Field measurement procedure: The researchers will acquire several types of green and red exit signs and evaluate a range of methods to test sign brightness. These may include spot measurements at the sign using a portable luminance meter or digital imaging and also measurements at a known distance. These methods will be compared for simplicity, repeatability, accuracy, and cost. This task will produce a procedure for measuring exit signs in the field.

Field measurements: The researchers will conduct field measurements of exit signs installed in buildings in at least two locations. As much information as possible about exit sign operating age will be documented. The measurements will target about 100 to 120 signs, focusing on panel-face signs using red or green LEDs. This task will produce a large set of data with which to test the hypothesis.

Technical analysis: The researchers will estimate the number of exit signs with potentially insufficient brightness and relate that to the age of the sign. This is the ultimate test of the hypothesis that the greater proportion of older exit signs will have insufficient brightness. If the hypothesis is confirmed, the researchers will compare expected and actual lumen depreciation. If the hypothesis is not confirmed, the researchers hope to gain an estimate of the portion of exit signs that produce insufficient brightness, regardless of age.
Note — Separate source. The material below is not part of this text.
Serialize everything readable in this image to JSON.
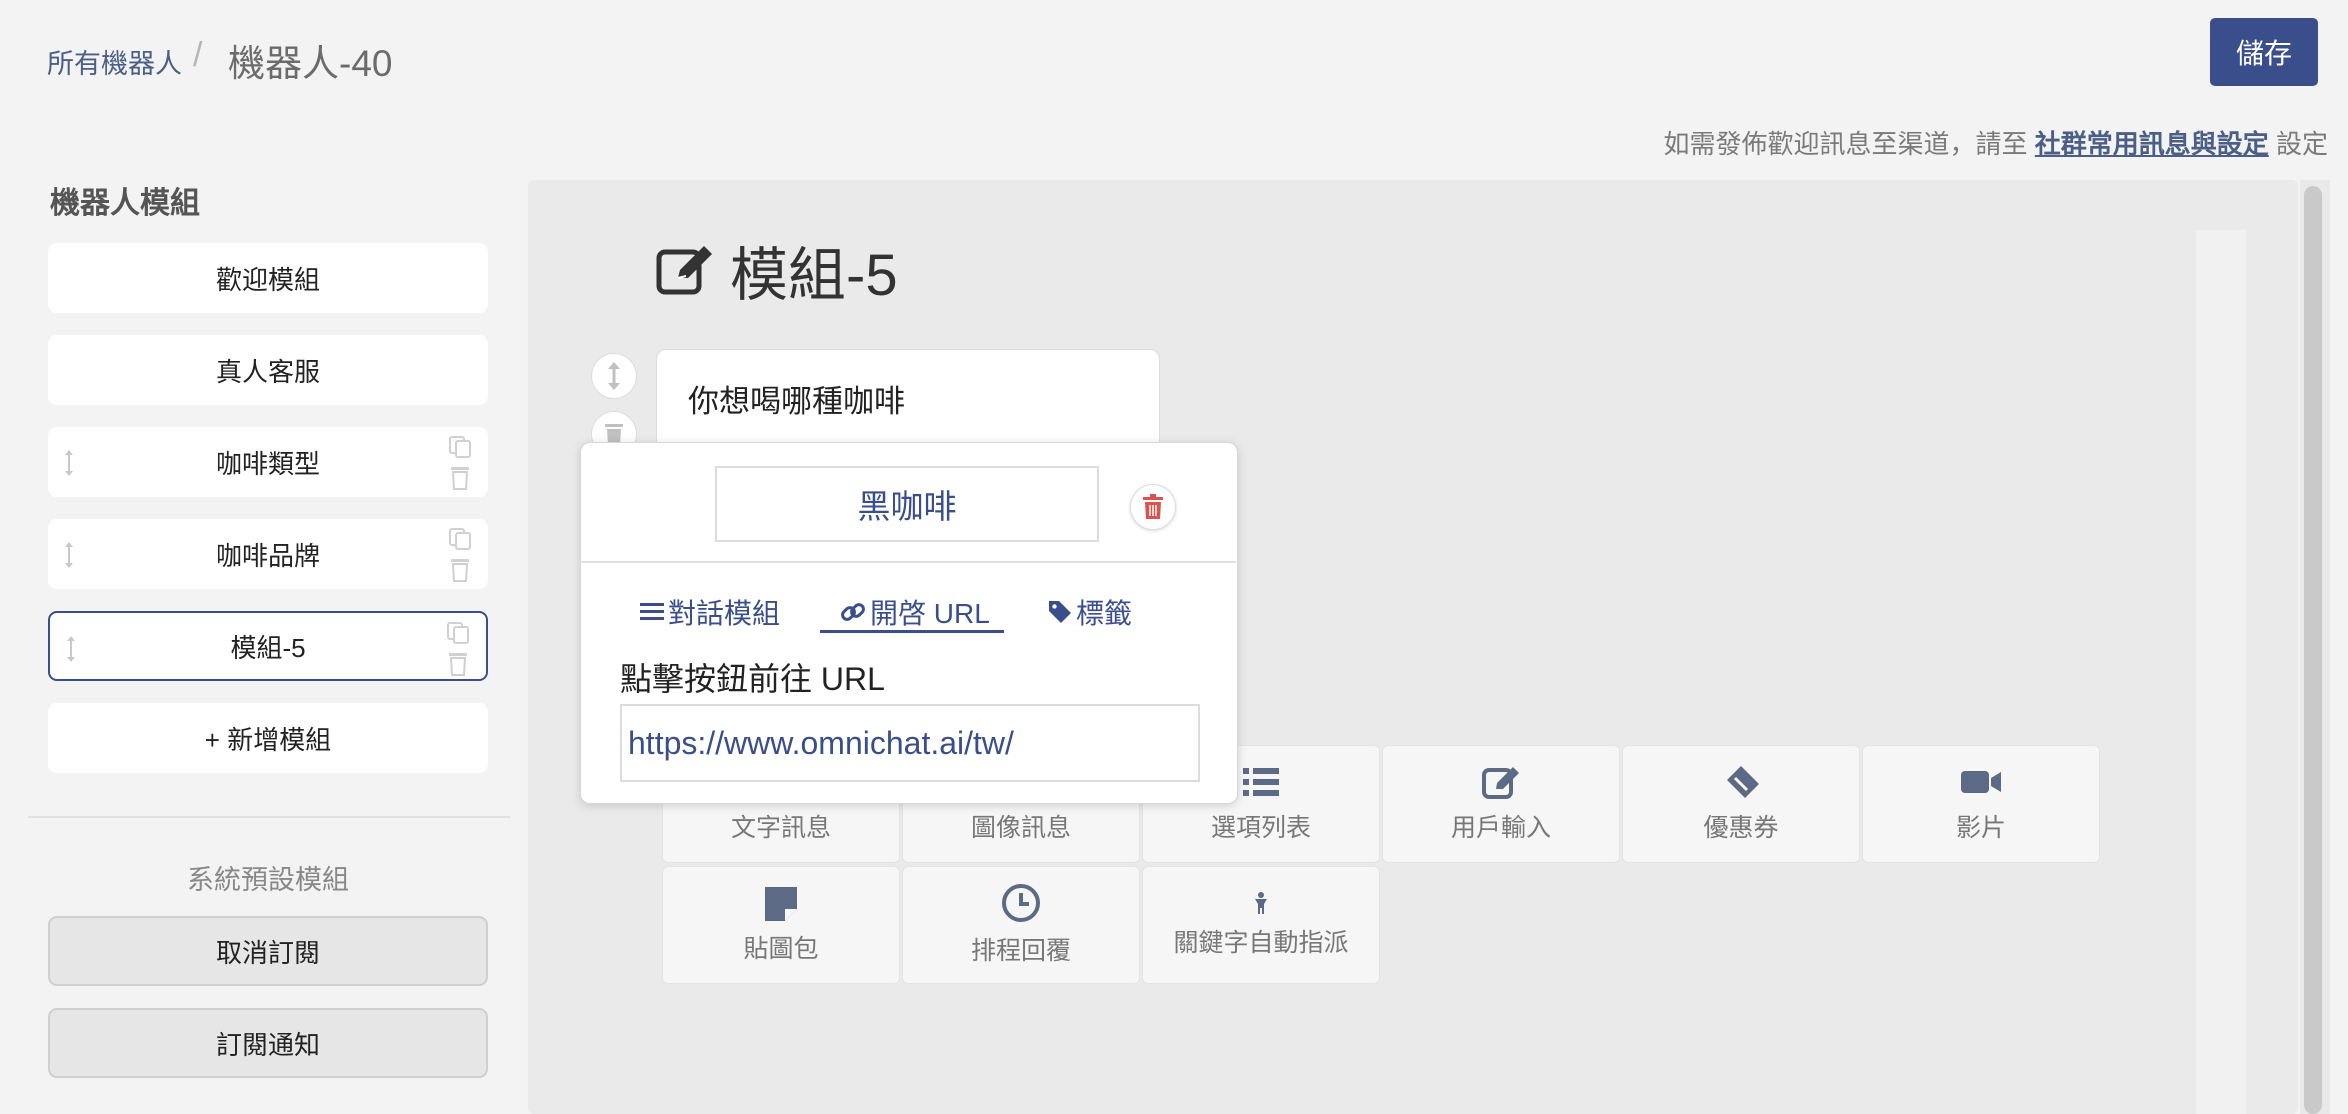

Present the results: The researchers will host a roundtable of relevant stakeholders, including NALMCO, to share project findings and discuss next steps. These may include: including field measurements in exit sign evaluation programs, potential changes to existing standards, and education of building owners regarding if, how, and when to evaluate exit signs. A report will be produced.

The researchers anticipate that this will be an initial study to develop a field measurement method and test the hypothesis. They expect the results will support a larger study that will include more applications and locations. The ultimate goal is to get a handle on the scope of the problem should it exist and produce actionable guidance for maintenance and replacement of exit signs.
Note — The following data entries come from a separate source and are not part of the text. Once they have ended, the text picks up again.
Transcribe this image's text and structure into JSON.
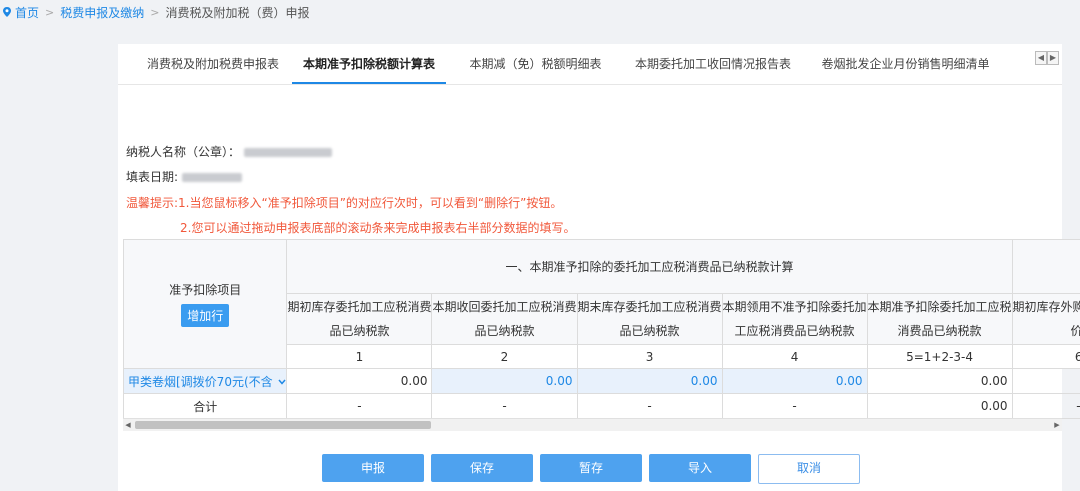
{
  "breadcrumb": {
    "home": "首页",
    "level2": "税费申报及缴纳",
    "current": "消费税及附加税（费）申报",
    "separator": ">"
  },
  "tabs": [
    {
      "label": "消费税及附加税费申报表",
      "active": false
    },
    {
      "label": "本期准予扣除税额计算表",
      "active": true
    },
    {
      "label": "本期减（免）税额明细表",
      "active": false
    },
    {
      "label": "本期委托加工收回情况报告表",
      "active": false
    },
    {
      "label": "卷烟批发企业月份销售明细清单",
      "active": false
    }
  ],
  "info": {
    "taxpayer_label": "纳税人名称（公章）：",
    "date_label": "填表日期:",
    "tip_label": "温馨提示:",
    "tip1": "1.当您鼠标移入“准予扣除项目”的对应行次时，可以看到“删除行”按钮。",
    "tip2": "2.您可以通过拖动申报表底部的滚动条来完成申报表右半部分数据的填写。"
  },
  "table": {
    "item_header": "准予扣除项目",
    "add_row": "增加行",
    "group_header": "一、本期准予扣除的委托加工应税消费品已纳税款计算",
    "columns": [
      {
        "line1": "期初库存委托加工应税消费",
        "line2": "品已纳税款",
        "no": "1"
      },
      {
        "line1": "本期收回委托加工应税消费",
        "line2": "品已纳税款",
        "no": "2"
      },
      {
        "line1": "期末库存委托加工应税消费",
        "line2": "品已纳税款",
        "no": "3"
      },
      {
        "line1": "本期领用不准予扣除委托加",
        "line2": "工应税消费品已纳税款",
        "no": "4"
      },
      {
        "line1": "本期准予扣除委托加工应税",
        "line2": "消费品已纳税款",
        "no": "5=1+2-3-4"
      },
      {
        "line1": "期初库存外购",
        "line2": "价",
        "no": "6"
      }
    ],
    "row1": {
      "item": "甲类卷烟[调拨价70元(不含",
      "values": [
        "0.00",
        "0.00",
        "0.00",
        "0.00",
        "0.00",
        ""
      ]
    },
    "total": {
      "item": "合计",
      "values": [
        "-",
        "-",
        "-",
        "-",
        "0.00",
        "-"
      ]
    }
  },
  "buttons": {
    "declare": "申报",
    "save": "保存",
    "temp_save": "暂存",
    "import": "导入",
    "cancel": "取消"
  },
  "colors": {
    "accent": "#1e88e5",
    "warning": "#f1583b",
    "button": "#4ea2ef"
  }
}
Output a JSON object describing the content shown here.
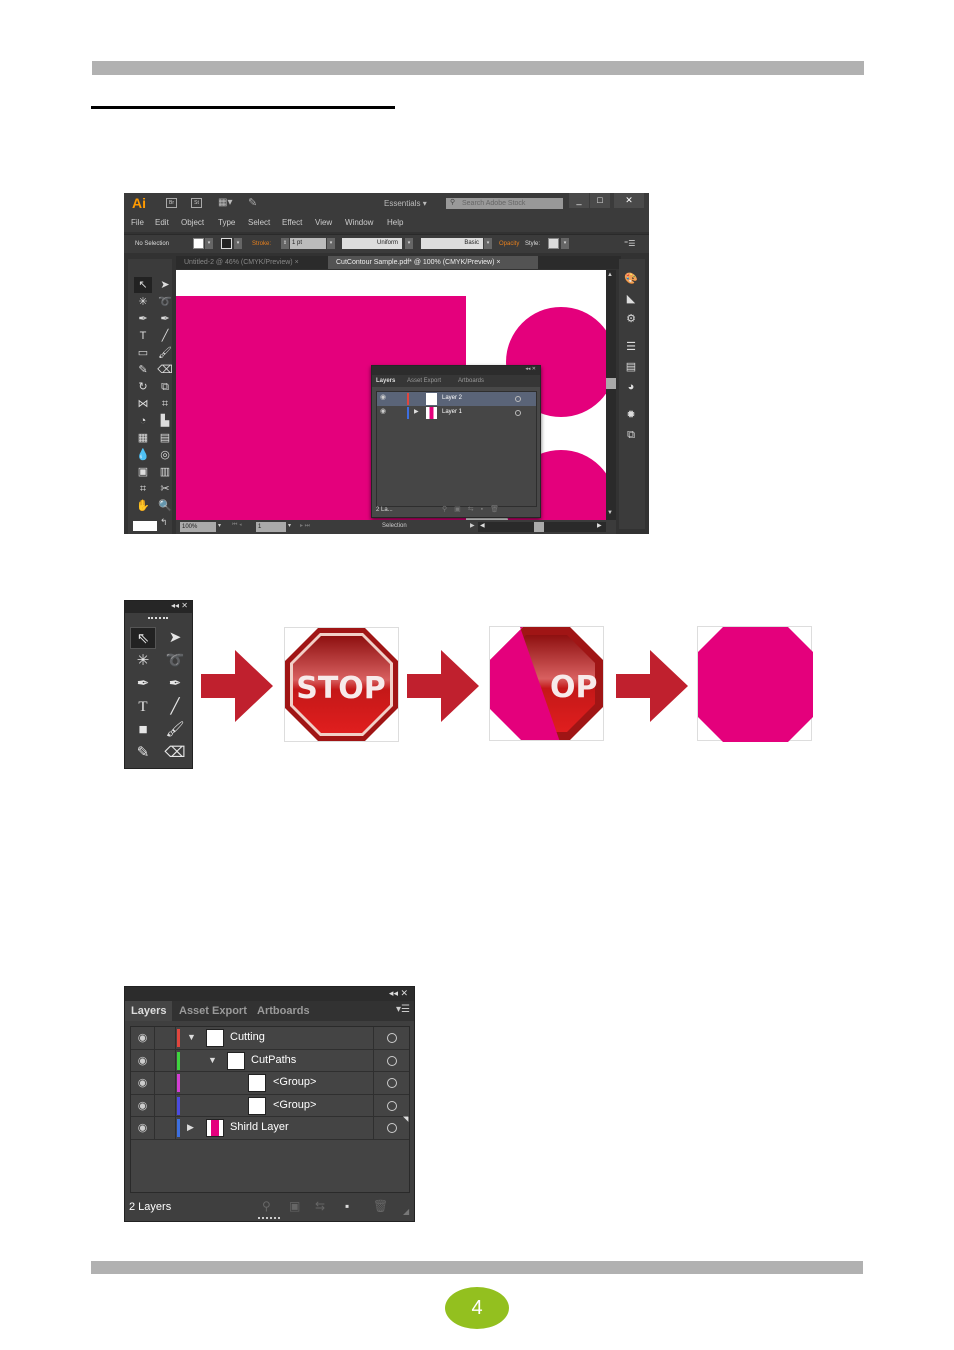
{
  "page": {
    "page_number": "4",
    "colors": {
      "rule": "#b1b1b1",
      "page_badge": "#93c01f",
      "magenta": "#e4007c",
      "arrow": "#c0202e"
    }
  },
  "illustrator": {
    "logo": "Ai",
    "bridge_btn": "Br",
    "stock_btn": "St",
    "workspace": "Essentials",
    "search_placeholder": "Search Adobe Stock",
    "window_controls": [
      "_",
      "□",
      "✕"
    ],
    "menu": [
      "File",
      "Edit",
      "Object",
      "Type",
      "Select",
      "Effect",
      "View",
      "Window",
      "Help"
    ],
    "control_bar": {
      "selection": "No Selection",
      "stroke_label": "Stroke:",
      "stroke_weight": "1 pt",
      "profile": "Uniform",
      "brush": "Basic",
      "opacity_label": "Opacity",
      "style_label": "Style:"
    },
    "tabs": [
      {
        "label": "Untitled-2 @ 46% (CMYK/Preview)",
        "close": "×",
        "active": false
      },
      {
        "label": "CutContour Sample.pdf* @ 100% (CMYK/Preview)",
        "close": "×",
        "active": true
      }
    ],
    "status": {
      "zoom": "100%",
      "artboard": "1",
      "tool": "Selection"
    },
    "layers_panel": {
      "tabs": [
        "Layers",
        "Asset Export",
        "Artboards"
      ],
      "rows": [
        {
          "name": "Layer 2",
          "color": "#e0463e",
          "selected": true,
          "expandable": false
        },
        {
          "name": "Layer 1",
          "color": "#3d6fe0",
          "selected": false,
          "expandable": true
        }
      ],
      "footer": "2 La..."
    }
  },
  "toolbox_closeup": {
    "tools": [
      "Selection",
      "Direct Selection",
      "Magic Wand",
      "Lasso",
      "Pen",
      "Curvature",
      "Type",
      "Line Segment",
      "Rectangle",
      "Paintbrush",
      "Shaper",
      "Eraser"
    ]
  },
  "steps": {
    "stop_text": "STOP",
    "partial_text": "OP"
  },
  "layers_closeup": {
    "tabs": [
      "Layers",
      "Asset Export",
      "Artboards"
    ],
    "rows": [
      {
        "name": "Cutting",
        "color": "#e0463e",
        "level": 0,
        "expanded": true
      },
      {
        "name": "CutPaths",
        "color": "#3ed43e",
        "level": 1,
        "expanded": true
      },
      {
        "name": "<Group>",
        "color": "#d43ed4",
        "level": 2
      },
      {
        "name": "<Group>",
        "color": "#4b4be0",
        "level": 2
      },
      {
        "name": "Shirld Layer",
        "color": "#3d6fe0",
        "level": 0,
        "expanded": false
      }
    ],
    "footer": "2 Layers"
  }
}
This is a significant study in the industry, as it could result in revision of lighting maintenance practices, possibly affect future development of life/safety codes, and produce opportunities for lighting management companies.


Craig DiLouie, CLCP, LC, principal of ZING Communications, Inc., is a consultant, analyst and reporter specializing in the lighting and electrical industries, and a regular contributor to LM&M. You may contact Craig at cdilouie@zinginc.com.